Page and application data records:
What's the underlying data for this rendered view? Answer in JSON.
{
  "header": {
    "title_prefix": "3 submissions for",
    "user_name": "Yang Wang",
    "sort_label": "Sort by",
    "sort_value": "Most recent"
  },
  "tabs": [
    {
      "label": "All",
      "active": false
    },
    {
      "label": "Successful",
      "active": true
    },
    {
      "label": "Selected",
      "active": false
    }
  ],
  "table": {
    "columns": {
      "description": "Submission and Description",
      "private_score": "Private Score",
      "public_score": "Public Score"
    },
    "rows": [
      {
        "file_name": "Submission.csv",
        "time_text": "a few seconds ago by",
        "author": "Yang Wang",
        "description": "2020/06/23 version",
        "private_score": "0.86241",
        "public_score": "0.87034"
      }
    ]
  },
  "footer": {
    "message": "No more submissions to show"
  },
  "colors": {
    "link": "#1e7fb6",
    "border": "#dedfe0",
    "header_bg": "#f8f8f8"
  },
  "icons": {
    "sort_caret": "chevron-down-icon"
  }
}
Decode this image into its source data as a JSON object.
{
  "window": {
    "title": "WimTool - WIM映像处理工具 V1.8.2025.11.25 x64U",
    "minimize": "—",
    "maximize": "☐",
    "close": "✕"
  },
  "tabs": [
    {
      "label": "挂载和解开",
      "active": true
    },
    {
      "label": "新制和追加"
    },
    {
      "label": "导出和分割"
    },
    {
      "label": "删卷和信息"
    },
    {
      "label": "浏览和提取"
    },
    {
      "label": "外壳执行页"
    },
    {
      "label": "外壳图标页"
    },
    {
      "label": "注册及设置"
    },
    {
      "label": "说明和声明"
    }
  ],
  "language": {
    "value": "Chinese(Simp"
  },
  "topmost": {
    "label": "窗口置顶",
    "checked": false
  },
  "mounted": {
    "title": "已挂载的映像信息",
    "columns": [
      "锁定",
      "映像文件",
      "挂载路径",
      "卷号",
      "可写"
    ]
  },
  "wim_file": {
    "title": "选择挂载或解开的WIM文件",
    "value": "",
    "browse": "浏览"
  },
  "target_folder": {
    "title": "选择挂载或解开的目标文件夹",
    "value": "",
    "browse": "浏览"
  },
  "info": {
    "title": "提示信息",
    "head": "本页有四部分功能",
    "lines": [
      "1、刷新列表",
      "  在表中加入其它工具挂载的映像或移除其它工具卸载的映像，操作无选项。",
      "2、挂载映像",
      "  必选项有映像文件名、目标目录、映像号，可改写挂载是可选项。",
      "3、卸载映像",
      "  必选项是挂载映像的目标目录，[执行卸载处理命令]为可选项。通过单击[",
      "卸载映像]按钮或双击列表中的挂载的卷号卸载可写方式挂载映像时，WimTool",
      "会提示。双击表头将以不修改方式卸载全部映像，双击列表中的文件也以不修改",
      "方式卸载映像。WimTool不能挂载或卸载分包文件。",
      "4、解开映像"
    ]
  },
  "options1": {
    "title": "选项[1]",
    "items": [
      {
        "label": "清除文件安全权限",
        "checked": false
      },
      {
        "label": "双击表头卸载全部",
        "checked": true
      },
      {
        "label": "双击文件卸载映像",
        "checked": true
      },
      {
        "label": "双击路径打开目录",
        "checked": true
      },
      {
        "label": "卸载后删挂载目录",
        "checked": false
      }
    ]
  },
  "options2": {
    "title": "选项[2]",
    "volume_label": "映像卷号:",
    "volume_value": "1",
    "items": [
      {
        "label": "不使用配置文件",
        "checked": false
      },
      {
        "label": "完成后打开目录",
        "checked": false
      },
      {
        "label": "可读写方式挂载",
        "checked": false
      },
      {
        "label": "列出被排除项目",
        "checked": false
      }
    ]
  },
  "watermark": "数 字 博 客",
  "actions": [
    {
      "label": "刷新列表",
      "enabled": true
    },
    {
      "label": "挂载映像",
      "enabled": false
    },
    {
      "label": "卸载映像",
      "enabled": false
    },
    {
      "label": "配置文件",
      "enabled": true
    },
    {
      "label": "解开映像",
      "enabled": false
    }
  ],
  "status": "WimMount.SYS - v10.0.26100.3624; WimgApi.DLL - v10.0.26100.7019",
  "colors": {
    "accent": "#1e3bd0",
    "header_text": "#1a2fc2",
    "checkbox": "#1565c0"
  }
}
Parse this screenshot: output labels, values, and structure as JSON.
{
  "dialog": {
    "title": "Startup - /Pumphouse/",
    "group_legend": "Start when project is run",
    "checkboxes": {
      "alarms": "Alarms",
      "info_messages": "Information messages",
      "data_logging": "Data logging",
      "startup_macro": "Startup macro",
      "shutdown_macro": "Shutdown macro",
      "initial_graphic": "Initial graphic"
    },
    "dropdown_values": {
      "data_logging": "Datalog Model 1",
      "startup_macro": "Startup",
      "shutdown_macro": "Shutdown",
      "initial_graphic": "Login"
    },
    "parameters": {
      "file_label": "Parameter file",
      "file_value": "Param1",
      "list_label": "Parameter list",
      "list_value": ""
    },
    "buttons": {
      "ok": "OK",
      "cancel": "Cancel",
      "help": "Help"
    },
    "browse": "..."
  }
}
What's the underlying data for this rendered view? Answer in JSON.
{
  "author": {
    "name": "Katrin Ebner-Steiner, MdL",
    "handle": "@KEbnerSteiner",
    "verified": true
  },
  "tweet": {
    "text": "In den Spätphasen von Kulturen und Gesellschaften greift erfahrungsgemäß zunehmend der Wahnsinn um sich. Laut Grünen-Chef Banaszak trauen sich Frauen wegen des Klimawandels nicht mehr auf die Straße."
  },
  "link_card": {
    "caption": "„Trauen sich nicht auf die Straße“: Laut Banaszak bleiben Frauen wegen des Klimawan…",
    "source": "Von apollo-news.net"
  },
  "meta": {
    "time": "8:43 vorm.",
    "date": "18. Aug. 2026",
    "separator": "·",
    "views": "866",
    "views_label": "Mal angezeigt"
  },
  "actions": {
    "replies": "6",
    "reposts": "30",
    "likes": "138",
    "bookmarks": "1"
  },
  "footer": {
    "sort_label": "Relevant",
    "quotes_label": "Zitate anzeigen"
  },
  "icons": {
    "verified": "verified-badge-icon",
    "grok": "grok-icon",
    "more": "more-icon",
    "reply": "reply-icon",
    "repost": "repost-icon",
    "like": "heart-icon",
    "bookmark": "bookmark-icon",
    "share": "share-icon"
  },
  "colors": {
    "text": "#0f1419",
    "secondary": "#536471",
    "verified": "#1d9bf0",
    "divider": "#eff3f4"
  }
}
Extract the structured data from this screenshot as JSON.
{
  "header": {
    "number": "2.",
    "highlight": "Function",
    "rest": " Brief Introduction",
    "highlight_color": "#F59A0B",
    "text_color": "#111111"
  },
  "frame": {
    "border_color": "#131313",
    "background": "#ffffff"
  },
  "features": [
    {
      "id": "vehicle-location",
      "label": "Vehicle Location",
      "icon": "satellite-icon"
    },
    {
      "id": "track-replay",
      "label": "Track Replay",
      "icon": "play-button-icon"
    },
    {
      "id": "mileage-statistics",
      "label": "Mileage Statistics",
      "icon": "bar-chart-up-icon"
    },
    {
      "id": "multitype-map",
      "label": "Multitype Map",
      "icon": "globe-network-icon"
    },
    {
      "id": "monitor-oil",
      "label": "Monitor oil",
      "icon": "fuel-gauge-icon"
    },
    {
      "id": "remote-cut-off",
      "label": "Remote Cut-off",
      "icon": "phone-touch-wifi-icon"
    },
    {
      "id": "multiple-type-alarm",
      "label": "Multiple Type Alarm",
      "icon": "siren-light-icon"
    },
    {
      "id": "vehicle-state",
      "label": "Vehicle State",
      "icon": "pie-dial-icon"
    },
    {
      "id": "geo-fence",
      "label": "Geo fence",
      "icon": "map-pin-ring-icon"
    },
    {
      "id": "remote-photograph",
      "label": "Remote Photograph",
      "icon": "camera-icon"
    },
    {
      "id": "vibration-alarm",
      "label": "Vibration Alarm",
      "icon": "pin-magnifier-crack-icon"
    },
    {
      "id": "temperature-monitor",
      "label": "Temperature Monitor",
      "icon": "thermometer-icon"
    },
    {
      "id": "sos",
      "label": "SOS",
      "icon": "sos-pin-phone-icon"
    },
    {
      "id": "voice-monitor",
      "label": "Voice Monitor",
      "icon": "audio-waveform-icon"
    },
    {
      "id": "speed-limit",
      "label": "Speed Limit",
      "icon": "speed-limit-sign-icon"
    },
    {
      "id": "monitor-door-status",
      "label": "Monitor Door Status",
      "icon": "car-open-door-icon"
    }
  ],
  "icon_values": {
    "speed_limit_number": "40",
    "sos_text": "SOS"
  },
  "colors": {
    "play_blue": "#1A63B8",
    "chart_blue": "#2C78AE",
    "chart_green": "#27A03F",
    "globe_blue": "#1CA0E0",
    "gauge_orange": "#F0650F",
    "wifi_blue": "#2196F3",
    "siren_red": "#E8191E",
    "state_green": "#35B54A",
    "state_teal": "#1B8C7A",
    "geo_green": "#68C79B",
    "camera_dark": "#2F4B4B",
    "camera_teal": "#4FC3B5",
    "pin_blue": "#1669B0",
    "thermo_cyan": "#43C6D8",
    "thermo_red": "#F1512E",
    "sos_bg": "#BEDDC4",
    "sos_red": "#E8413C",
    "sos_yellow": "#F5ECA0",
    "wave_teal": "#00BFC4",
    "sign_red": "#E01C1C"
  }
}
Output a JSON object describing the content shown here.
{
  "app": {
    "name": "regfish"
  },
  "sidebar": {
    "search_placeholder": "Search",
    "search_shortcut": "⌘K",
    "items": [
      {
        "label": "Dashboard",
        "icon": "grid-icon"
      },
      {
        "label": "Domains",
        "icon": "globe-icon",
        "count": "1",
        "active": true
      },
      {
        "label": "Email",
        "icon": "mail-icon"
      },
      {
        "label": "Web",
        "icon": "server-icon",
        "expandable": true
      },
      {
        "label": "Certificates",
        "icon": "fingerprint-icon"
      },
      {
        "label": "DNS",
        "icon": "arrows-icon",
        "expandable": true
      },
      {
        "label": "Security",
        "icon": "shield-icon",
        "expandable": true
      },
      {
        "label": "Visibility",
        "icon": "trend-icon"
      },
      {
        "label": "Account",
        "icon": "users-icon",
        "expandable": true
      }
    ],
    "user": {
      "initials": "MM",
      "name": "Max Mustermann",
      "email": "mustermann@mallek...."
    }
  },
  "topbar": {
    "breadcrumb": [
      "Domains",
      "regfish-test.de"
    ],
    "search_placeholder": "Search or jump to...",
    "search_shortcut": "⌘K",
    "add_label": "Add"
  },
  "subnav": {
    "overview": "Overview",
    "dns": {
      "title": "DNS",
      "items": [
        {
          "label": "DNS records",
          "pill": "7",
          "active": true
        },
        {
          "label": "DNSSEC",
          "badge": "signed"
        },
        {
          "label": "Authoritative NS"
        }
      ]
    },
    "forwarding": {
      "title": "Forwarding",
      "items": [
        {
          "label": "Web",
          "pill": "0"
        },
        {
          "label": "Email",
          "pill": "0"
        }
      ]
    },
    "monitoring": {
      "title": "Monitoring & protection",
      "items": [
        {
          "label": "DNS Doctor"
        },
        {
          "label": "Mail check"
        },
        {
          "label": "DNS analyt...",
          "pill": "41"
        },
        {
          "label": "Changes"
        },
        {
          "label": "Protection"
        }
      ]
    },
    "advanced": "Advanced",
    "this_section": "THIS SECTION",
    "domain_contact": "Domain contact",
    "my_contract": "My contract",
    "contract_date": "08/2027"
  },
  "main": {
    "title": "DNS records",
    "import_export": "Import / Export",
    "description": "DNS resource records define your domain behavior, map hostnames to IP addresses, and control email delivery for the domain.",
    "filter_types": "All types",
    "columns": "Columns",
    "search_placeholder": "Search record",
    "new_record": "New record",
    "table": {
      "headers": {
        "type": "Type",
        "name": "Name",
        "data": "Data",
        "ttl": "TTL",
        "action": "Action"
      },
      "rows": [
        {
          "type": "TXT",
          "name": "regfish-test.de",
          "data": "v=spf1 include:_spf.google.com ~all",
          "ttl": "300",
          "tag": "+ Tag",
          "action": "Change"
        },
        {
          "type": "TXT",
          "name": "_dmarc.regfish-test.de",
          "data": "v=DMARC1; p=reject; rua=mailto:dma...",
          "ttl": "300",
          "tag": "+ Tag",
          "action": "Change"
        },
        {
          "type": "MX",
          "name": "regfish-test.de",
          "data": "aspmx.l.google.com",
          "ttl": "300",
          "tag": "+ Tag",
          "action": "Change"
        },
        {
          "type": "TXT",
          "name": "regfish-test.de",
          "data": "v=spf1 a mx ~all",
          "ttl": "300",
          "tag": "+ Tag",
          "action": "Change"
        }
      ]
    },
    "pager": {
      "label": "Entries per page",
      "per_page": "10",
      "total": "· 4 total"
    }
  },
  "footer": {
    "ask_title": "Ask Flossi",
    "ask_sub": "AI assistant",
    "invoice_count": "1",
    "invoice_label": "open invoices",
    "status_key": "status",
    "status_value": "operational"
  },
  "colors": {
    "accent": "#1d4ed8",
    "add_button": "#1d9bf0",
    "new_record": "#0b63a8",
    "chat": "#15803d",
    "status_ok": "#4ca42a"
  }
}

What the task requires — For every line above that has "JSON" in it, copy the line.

Answer to this task —
What's the underlying data for this rendered view? Answer in JSON.
Decode this image into its source data as a JSON object.
Parse this screenshot: output labels, values, and structure as JSON.
What's the underlying data for this rendered view? Answer in JSON.
Extract the structured data from this screenshot as JSON.
Output a JSON object describing the content shown here.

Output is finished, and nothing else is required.